**What is expected:**
Keep every line of the data below that has the string "this" and present those lines.

══ Raw data

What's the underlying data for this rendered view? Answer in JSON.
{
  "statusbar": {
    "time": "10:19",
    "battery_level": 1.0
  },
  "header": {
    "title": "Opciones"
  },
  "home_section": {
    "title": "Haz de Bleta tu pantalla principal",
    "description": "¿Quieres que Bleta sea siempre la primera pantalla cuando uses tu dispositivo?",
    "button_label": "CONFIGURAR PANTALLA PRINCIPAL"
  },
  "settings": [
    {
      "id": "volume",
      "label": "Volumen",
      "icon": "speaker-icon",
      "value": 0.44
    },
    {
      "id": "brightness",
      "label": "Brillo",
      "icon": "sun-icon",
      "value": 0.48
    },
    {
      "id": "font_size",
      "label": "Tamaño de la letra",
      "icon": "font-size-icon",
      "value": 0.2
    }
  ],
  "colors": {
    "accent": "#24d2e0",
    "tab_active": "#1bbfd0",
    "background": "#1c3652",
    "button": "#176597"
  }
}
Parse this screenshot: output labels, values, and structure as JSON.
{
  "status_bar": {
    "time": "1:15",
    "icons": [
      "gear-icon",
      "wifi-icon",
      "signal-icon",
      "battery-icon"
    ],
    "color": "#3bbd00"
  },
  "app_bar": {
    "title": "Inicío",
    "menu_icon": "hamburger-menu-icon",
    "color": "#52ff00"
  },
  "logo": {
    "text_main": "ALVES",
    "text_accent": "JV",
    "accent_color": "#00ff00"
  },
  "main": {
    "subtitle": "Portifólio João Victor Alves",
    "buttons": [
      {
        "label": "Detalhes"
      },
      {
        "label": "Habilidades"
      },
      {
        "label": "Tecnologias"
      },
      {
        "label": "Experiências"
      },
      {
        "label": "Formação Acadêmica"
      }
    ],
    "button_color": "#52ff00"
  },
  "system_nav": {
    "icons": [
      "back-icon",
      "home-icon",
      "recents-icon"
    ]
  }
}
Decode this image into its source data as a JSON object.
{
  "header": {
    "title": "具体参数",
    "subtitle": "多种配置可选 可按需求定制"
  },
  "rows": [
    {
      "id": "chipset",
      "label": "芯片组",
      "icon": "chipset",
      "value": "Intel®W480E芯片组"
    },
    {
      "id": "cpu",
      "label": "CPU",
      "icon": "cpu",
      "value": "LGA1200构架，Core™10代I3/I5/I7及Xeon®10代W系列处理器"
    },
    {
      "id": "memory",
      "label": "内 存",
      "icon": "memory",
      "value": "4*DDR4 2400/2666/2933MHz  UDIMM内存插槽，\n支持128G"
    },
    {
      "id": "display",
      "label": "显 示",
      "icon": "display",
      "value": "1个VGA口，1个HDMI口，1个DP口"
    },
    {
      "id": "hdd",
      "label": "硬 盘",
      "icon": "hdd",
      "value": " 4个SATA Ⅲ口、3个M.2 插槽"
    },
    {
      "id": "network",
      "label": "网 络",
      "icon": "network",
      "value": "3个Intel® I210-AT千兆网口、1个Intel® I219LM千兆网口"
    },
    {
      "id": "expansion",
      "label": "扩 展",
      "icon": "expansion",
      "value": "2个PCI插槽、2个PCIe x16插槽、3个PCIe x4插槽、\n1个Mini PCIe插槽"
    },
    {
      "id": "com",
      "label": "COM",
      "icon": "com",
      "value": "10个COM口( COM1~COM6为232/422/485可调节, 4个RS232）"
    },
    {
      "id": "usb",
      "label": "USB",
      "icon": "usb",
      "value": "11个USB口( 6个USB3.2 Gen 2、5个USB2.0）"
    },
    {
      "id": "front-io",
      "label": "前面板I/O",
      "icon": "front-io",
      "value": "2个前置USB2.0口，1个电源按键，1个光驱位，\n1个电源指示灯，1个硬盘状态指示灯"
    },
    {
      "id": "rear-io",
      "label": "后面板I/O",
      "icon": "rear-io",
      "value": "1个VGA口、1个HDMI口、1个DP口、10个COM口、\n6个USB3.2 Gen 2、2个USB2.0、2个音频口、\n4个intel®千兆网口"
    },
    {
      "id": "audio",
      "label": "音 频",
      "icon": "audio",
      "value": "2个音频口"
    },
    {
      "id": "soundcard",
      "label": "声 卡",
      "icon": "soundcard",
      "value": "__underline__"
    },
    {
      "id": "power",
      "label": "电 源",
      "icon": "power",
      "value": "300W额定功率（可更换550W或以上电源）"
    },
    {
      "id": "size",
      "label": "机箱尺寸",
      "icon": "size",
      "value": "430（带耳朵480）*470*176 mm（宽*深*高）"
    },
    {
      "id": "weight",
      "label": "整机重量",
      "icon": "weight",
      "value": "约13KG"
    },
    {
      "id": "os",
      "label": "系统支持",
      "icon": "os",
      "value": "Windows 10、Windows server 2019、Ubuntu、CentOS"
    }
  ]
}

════

**Answer to the exercise:**
What's the underlying data for this rendered view? Answer in JSON.
Parse this screenshot: output labels, values, and structure as JSON.
Decode this image into its source data as a JSON object.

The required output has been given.